|Server DNS status
|Customer Experience Improvement
Program and Service Quality Measurement Log Files:
|CA Role installation
|Media pack installation (2012 R2)
|Media Service (Specially with RWA)
|O365 (Assign/Un-assign Accounts)
The client-side log files are located in the folder %programdata%\Microsoft\Windows Server\logs. They are as:
|Client package installation Failures
|Client backup restore mount driver
|Client operation for File history Sync
|Main log for client launch pad
|Password synchronization feature in AAD
|Add-in feature on client
|Health evaluation schedule task
|Client Backup scheduled task
|Connector uninstall cleanup task
|Update health definition file from server to client task
|RDP feature for RWA
||RunTask-RDP Group Configuration.log
|Client VPN connectivity issues
||RunTask-VPN Routes Repair.log
|Client network status update
|Client deployment API call (Client deployment fails)
|Health alert feature
Reference - http://blogs.technet.com/b/sbs/archive/2014/09/30/windows-server-essentials-log-files.aspx
Oh, and by the way, check your NAS devices to ensure that they are safe. Disconnect direct Internet access right now, until the devices are patched.
QNAP says that they are vulnerable to this, and urge users to take immediate action. http://www.qnap.com/useng/index.php?lang=en-us&sn=885&c=3036&sc=&n=22457
Apparently, Synology units are not generally affected (interesting…), but nevertheless, they are also coming out with a patch (also interesting…) https://www.synology.com/en-global/support/security/bash_shellshock
It was bound to happen. A major bug targeting the Linux community, and not Windows users. Thanks to Trend Micro labs, here are some related resources that will bring you up-to-date with this latest threat.
The original blog post can be found here - http://blog.trendmicro.com/trendlabs-security-intelligence/summary-of-shellshock-related-stories-and-materials/
Altaro, developers of Altaro Hyper-V Backup, have put out a really good eBook detailing how you can improve the core areas of your Hyper-V environment.
From the website, the eBook will help you master Hyper-V:
- How to secure your Hyper-V deployment beyond the basics, managing access to Virtual Machine functions, applying Group Policy, best practices on antimalware, and more
- How to get the most out of Hyper-V Manager, setting up Native Network Teams and how Hyper-V’s Virtual Switches work
- Understanding the concept of vCPUs and how to undertake capacity planning for Hyper-V
- Learn the proper use of Hyper-V Dynamic Disks, how they operate and common myths surrounding the topic
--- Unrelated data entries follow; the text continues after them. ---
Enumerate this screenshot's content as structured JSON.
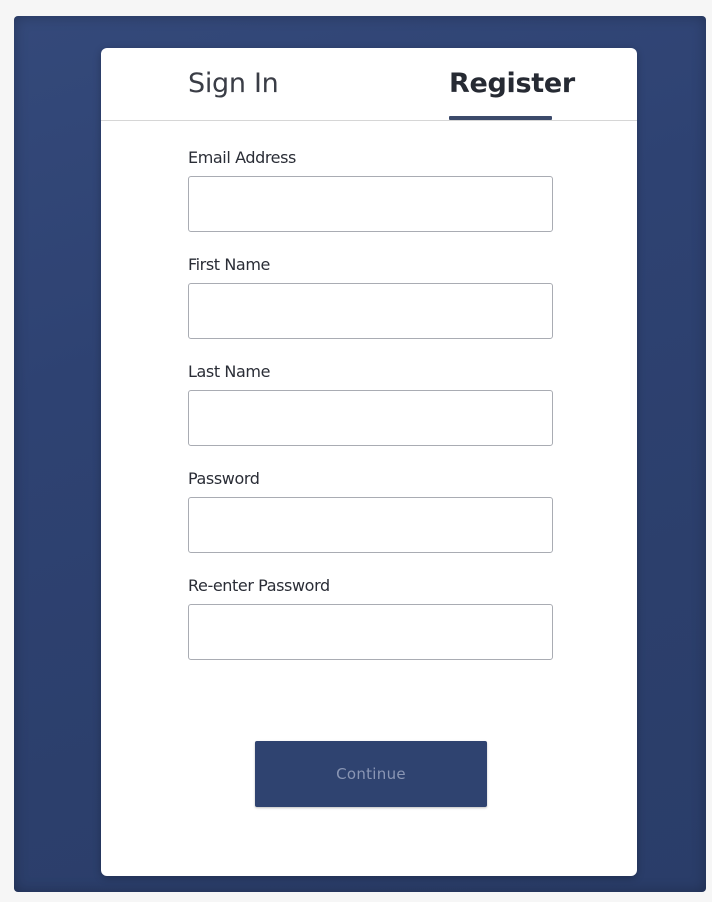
{
  "tabs": {
    "sign_in": "Sign In",
    "register": "Register",
    "active": "register"
  },
  "form": {
    "fields": [
      {
        "label": "Email Address",
        "value": ""
      },
      {
        "label": "First Name",
        "value": ""
      },
      {
        "label": "Last Name",
        "value": ""
      },
      {
        "label": "Password",
        "value": ""
      },
      {
        "label": "Re-enter Password",
        "value": ""
      }
    ],
    "submit_label": "Continue"
  },
  "colors": {
    "backdrop": "#2e4272",
    "button": "#2f4370",
    "button_text": "#8a96b4",
    "tab_underline": "#3c4a6b"
  }
}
- How to connect storage to Hyper-V, including a variety of options as well as best practices.
Here is a list of the chapters.
- Chapter 1: Seven Keys to Hyper-V Security
- Chapter 2: Hyper-V Manager – An Introduction
- Chapter 3: Set Up Native Network Teams for Hyper-V
- Chapter 4: A Quick Guide to Hyper-V’s Virtual Switch
- Chapter 5: Hyper-V Virtual CPUs
- Chapter 6: Proper Use of Hyper-V Dynamic Disks
- Chapter 7: Connecting Hyper-V to Storage
You can download the eBook here - http://www.altaro.com/hyper-v-backup/lp/ebook/7-key-areas-improving-hyper-v-guide-ebook.php.
*Thanks to Dr Tom Schinder for the link!